Stored items from a collection
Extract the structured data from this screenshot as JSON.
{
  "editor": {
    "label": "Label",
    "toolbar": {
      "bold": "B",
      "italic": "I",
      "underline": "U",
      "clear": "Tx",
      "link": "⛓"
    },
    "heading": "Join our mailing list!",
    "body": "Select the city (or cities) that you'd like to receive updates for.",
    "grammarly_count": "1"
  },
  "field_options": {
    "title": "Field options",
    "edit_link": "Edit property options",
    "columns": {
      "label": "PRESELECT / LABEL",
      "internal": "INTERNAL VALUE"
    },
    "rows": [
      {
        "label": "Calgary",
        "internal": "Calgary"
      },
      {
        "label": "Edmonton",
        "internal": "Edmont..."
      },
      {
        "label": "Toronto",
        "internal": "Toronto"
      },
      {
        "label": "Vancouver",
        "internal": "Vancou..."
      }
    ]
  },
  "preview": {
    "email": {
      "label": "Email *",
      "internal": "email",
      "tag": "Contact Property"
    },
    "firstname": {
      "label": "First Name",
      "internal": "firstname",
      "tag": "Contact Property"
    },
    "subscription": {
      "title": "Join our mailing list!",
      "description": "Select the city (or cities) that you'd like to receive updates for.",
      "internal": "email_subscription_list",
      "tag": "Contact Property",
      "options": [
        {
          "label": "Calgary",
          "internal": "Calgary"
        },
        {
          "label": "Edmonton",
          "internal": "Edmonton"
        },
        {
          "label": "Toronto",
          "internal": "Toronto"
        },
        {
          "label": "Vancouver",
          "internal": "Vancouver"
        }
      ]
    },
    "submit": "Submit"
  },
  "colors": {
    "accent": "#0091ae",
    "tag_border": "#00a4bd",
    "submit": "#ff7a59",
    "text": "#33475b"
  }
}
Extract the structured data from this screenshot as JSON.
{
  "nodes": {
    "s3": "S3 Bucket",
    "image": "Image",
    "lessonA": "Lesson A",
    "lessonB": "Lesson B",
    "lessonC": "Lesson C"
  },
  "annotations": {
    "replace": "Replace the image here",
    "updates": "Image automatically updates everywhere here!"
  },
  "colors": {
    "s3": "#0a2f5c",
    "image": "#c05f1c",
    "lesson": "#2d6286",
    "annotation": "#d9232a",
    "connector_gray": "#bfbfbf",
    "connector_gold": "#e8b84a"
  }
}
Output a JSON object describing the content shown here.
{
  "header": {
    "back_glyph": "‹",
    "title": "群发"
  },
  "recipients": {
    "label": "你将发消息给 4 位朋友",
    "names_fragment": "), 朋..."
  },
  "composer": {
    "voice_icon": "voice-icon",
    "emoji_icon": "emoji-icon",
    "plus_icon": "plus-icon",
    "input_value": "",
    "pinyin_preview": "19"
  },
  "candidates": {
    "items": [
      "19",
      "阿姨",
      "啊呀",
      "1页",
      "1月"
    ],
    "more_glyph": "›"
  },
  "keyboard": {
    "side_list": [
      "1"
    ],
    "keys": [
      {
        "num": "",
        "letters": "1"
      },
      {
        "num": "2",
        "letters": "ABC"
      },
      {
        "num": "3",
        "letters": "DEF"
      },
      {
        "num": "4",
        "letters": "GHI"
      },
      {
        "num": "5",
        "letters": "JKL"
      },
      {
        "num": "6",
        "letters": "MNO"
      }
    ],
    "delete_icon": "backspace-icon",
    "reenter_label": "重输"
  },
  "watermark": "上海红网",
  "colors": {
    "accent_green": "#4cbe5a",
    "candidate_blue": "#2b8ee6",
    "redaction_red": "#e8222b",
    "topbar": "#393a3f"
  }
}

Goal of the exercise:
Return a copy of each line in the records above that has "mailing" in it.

Response to this exercise:
    "heading": "Join our mailing list!",
      "title": "Join our mailing list!",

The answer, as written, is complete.